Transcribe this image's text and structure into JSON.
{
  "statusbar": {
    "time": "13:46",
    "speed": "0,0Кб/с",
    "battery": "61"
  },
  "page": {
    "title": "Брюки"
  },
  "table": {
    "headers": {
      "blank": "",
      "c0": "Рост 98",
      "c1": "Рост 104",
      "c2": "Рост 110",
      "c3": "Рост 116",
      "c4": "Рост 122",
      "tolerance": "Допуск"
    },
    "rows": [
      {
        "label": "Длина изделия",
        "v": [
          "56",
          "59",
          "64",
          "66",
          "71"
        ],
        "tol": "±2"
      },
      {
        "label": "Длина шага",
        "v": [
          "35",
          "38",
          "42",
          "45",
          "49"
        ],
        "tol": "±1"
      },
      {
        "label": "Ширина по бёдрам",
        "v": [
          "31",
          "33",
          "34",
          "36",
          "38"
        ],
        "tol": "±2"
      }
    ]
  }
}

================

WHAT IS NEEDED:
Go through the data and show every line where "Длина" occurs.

SOLUTION TO THIS TASK:
        "label": "Длина изделия",
        "label": "Длина шага",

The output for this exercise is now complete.